The shuttle takes the weft thread across the loom through the ‘shed’, the gap between the warp threads. At each end it weaves around the last thread, so creating the selvedge that holds the cloth together. On its return, at the end of the next pick, the opposite selvedge is secured.
We often refer to this as the ‘thread count.’ The talk of the cognoscenti of the bedding world – it sometimes seems that hotels suggest the level of care and comfort they offer, and by default your enjoyment of the experience, on the thread count of their sheets. Whether they are made by Frette or Porthault, or Irish linen… The thread count and the fibre are closely linked; only the finest fibre, of course, can be woven to the highest thread count. So a high thread count means the best fabric, which means a comfortable night’s sleep. A good sheet that feels lovely and crisp to get into, that will soften a little as you sleep in it, to return to normal after the next laundering.
The number of picks does potentially tell us quite a lot about the fabric, but without knowing the fibre as well there is little to make a judgement on. However if, with a given fabric – such as the same weight of linen, we know that one has a higher pick than the other, we can gauge their different properties – in terms of the drape, the density, the hand, the durability, and therefore something of the suitability for purpose.

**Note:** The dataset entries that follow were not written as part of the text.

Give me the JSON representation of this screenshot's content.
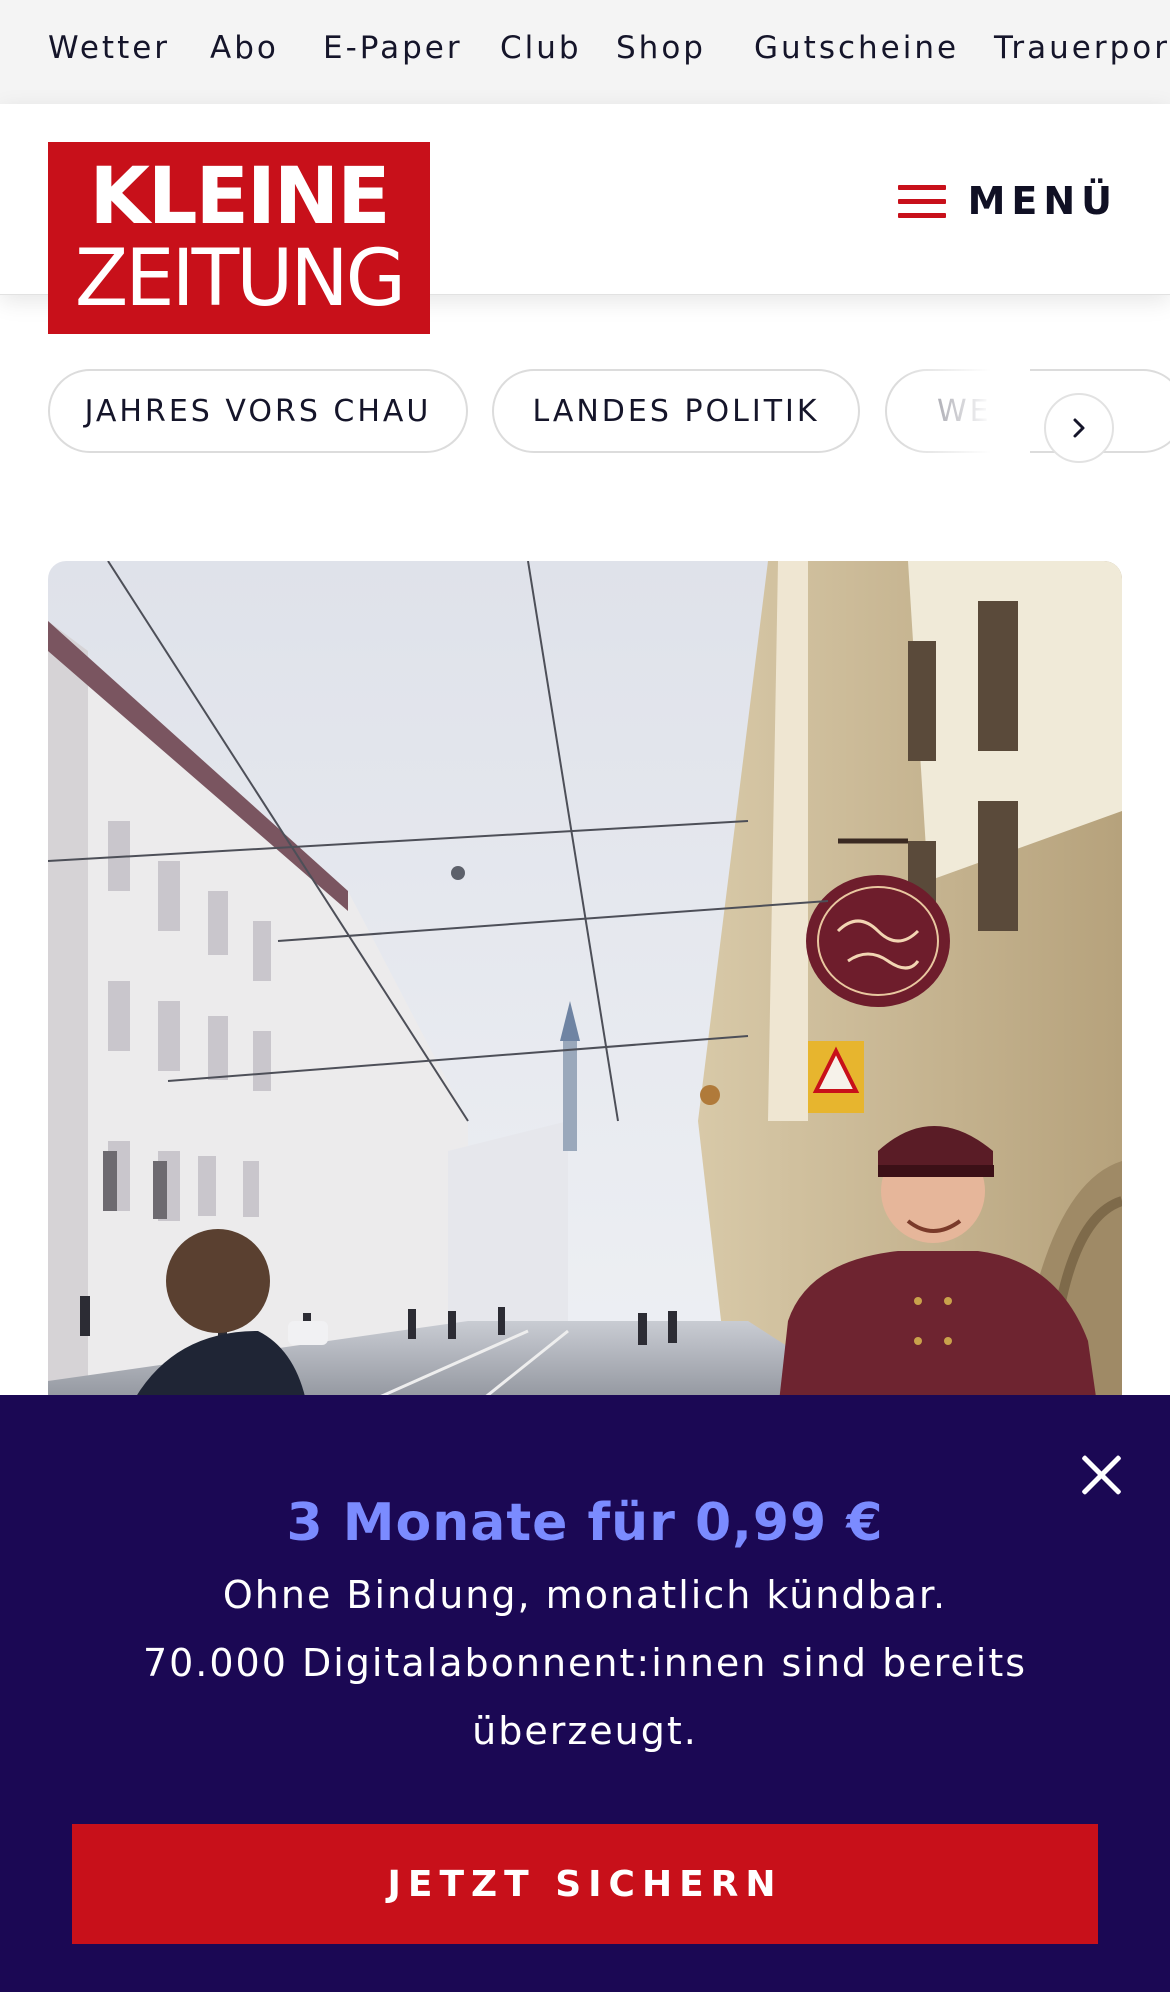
{
  "topnav": {
    "items": [
      "Wetter",
      "Abo",
      "E-Paper",
      "Club",
      "Shop",
      "Gutscheine",
      "Trauerportal"
    ]
  },
  "header": {
    "logo_line1": "KLEINE",
    "logo_line2": "ZEITUNG",
    "menu_label": "MENÜ"
  },
  "topics": {
    "chips": [
      "JAHRES VORS CHAU",
      "LANDES POLITIK",
      "WE"
    ]
  },
  "paywall": {
    "title": "3 Monate für 0,99 €",
    "line1": "Ohne Bindung, monatlich kündbar.",
    "line2": "70.000 Digitalabonnent:innen sind bereits",
    "line3": "überzeugt.",
    "cta": "JETZT SICHERN"
  },
  "colors": {
    "brand_red": "#c8101a",
    "paywall_bg": "#1b0854",
    "paywall_title": "#7b8bff"
  },
  "icons": [
    "hamburger-icon",
    "chevron-right-icon",
    "close-icon"
  ]
}
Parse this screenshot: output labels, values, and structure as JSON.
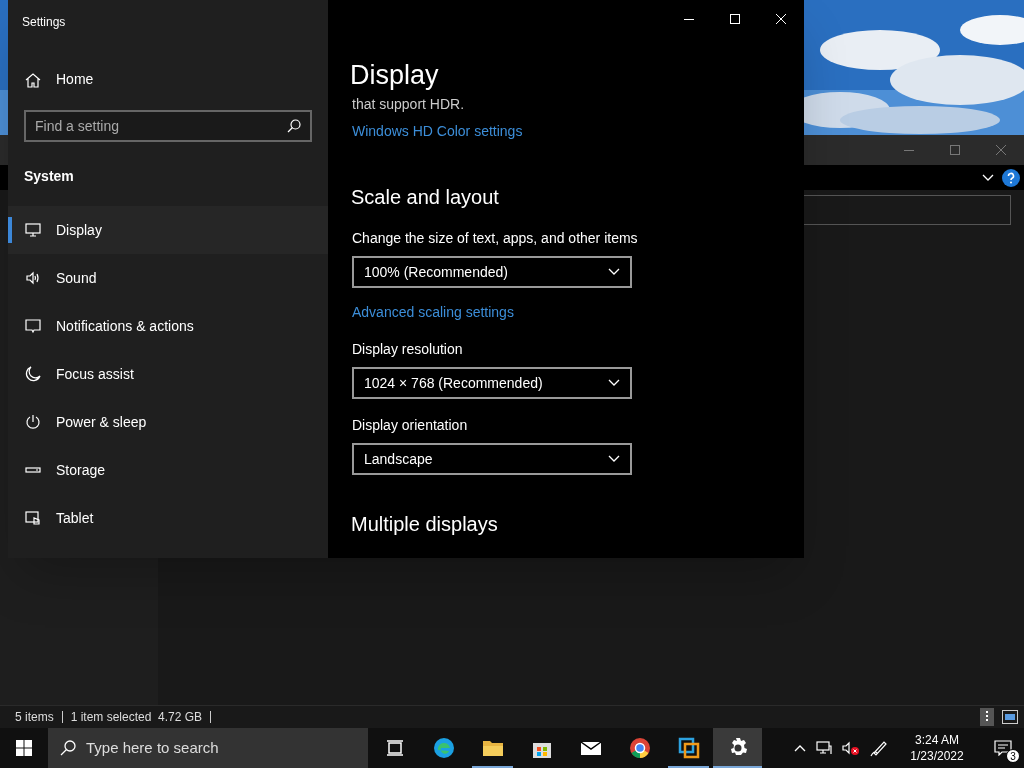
{
  "explorer_window": {
    "status_bar": [
      "5 items",
      "1 item selected  4.72 GB"
    ]
  },
  "settings_window": {
    "title": "Settings",
    "home": "Home",
    "search": {
      "placeholder": "Find a setting"
    },
    "section": "System",
    "nav_items": [
      {
        "label": "Display",
        "selected": true
      },
      {
        "label": "Sound",
        "selected": false
      },
      {
        "label": "Notifications & actions",
        "selected": false
      },
      {
        "label": "Focus assist",
        "selected": false
      },
      {
        "label": "Power & sleep",
        "selected": false
      },
      {
        "label": "Storage",
        "selected": false
      },
      {
        "label": "Tablet",
        "selected": false
      }
    ],
    "page_title": "Display",
    "blocks": [
      {
        "kind": "text",
        "text": "that support HDR."
      },
      {
        "kind": "link",
        "text": "Windows HD Color settings"
      },
      {
        "kind": "heading",
        "text": "Scale and layout"
      },
      {
        "kind": "label",
        "text": "Change the size of text, apps, and other items"
      },
      {
        "kind": "dropdown",
        "text": "100% (Recommended)"
      },
      {
        "kind": "link",
        "text": "Advanced scaling settings"
      },
      {
        "kind": "label",
        "text": "Display resolution"
      },
      {
        "kind": "dropdown",
        "text": "1024 × 768 (Recommended)"
      },
      {
        "kind": "label",
        "text": "Display orientation"
      },
      {
        "kind": "dropdown",
        "text": "Landscape"
      },
      {
        "kind": "heading",
        "text": "Multiple displays"
      }
    ]
  },
  "taskbar": {
    "search": {
      "placeholder": "Type here to search"
    },
    "apps": [
      {
        "running": false,
        "selected": false
      },
      {
        "running": false,
        "selected": false
      },
      {
        "running": true,
        "selected": false
      },
      {
        "running": false,
        "selected": false
      },
      {
        "running": false,
        "selected": false
      },
      {
        "running": false,
        "selected": false
      },
      {
        "running": true,
        "selected": false
      },
      {
        "running": true,
        "selected": true
      }
    ],
    "time": "3:24 AM",
    "date": "1/23/2022",
    "notification_count": "3"
  }
}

So the pick clearly plays a crucial part in the design of fabric, it’s qualities and the set up of the loom – essentially, less picks for a loosely woven, rustic cloth and more for tightly woven industrial weight fabric.